- **YOUR INSTRUCTIONS**: Please give the number of lines in the records below where the word "JSON" occurs, and nothing else.

(Data extracted from a collection)

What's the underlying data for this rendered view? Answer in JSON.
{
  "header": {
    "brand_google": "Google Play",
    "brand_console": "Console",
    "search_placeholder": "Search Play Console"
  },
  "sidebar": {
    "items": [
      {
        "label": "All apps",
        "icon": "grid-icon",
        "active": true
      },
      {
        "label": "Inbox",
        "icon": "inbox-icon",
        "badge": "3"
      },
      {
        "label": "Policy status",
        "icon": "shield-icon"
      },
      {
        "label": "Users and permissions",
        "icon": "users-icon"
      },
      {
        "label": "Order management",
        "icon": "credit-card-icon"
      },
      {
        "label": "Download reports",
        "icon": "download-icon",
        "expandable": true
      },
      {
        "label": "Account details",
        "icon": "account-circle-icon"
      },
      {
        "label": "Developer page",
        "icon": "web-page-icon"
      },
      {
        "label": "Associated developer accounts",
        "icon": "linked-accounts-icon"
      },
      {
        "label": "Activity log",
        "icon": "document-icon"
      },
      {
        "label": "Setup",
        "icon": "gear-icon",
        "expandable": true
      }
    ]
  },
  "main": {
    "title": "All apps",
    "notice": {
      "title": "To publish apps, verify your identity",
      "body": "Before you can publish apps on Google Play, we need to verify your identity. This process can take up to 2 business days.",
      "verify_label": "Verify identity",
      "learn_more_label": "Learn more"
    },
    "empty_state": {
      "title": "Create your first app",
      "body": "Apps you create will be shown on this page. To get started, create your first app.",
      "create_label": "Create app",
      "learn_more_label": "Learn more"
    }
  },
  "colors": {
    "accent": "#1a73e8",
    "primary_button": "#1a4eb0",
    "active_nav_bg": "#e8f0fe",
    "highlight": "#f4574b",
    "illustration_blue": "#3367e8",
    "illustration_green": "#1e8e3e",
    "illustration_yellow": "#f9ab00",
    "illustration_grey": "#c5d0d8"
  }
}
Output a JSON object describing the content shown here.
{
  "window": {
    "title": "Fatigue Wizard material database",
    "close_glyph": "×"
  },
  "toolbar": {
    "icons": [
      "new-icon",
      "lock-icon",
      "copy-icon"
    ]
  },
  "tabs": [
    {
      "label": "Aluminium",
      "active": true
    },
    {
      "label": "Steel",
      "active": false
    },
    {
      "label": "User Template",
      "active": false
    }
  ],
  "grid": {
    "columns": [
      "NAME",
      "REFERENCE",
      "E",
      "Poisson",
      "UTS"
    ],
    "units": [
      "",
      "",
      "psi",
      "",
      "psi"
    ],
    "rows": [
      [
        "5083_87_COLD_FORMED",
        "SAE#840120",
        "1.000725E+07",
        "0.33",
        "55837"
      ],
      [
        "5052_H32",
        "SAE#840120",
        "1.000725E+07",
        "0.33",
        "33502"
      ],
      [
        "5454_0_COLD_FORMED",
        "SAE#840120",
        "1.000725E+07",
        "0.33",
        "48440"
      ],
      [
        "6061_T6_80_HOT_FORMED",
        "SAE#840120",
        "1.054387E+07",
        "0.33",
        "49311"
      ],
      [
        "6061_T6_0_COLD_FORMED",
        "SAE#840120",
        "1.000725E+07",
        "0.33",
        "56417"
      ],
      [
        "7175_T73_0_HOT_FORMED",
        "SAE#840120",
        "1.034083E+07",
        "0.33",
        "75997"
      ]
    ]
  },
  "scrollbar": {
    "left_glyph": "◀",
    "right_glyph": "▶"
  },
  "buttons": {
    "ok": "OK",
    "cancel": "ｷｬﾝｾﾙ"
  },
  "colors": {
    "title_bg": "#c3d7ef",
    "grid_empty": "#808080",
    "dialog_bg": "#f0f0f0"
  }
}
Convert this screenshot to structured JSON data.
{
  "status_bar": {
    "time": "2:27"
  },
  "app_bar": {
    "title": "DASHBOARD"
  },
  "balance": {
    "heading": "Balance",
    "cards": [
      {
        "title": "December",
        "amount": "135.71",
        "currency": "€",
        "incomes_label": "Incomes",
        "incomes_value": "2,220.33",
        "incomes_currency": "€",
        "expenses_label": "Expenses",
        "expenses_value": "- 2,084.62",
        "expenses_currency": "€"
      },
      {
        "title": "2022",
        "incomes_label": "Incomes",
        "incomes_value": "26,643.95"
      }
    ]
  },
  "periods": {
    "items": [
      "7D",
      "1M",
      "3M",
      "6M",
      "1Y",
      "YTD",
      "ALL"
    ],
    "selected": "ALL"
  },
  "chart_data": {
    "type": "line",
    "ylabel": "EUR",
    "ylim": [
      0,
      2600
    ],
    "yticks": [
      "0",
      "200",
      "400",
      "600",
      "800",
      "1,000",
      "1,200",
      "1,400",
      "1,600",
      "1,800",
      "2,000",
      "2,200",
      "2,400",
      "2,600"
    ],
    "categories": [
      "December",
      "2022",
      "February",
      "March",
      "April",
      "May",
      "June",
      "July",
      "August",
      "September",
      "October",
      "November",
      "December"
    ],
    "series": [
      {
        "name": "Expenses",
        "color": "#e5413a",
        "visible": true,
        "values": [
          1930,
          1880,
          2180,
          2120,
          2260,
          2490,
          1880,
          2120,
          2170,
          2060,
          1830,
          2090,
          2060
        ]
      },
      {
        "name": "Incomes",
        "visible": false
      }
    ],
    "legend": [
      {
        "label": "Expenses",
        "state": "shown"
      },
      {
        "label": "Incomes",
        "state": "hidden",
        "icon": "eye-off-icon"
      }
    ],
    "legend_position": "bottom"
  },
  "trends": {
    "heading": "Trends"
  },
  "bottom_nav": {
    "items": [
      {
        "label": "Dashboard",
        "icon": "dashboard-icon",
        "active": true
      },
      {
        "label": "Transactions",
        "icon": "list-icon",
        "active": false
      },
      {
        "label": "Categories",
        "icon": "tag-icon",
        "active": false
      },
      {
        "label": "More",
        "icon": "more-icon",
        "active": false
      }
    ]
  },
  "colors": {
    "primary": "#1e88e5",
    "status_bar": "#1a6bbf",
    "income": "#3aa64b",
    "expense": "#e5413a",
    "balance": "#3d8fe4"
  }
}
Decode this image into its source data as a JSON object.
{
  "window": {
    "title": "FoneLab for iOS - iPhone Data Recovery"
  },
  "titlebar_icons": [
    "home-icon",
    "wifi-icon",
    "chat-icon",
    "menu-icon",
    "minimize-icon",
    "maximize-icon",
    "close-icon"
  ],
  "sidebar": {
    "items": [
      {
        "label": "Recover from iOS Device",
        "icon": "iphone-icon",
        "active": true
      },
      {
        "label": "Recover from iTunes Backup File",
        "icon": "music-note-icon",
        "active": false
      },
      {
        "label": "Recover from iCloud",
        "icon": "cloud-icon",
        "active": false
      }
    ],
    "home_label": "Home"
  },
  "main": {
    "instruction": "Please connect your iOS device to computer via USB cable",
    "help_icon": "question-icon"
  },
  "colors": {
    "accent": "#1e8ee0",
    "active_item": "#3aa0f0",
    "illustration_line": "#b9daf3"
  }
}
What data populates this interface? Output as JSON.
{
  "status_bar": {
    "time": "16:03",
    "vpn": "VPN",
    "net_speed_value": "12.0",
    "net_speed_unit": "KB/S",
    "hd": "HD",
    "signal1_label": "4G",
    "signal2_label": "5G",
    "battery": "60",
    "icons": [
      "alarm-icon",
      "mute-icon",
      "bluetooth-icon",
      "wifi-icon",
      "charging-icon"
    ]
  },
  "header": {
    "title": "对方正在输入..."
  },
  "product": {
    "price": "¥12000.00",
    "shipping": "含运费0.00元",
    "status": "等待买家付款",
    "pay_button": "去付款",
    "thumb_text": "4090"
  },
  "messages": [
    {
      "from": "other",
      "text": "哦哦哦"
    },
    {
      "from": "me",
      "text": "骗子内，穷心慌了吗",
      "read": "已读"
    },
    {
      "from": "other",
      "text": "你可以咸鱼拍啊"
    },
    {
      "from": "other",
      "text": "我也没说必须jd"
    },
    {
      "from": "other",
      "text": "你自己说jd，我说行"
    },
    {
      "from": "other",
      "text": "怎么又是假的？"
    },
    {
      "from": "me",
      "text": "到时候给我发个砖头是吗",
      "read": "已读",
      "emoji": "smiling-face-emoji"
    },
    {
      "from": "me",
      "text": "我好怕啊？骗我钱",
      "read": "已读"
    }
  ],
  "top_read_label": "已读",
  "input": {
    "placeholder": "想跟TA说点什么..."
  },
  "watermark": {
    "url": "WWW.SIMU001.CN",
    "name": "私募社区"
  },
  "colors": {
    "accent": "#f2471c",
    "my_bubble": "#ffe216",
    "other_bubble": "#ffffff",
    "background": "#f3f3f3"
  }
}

- **YOUR RESPONSE**: 5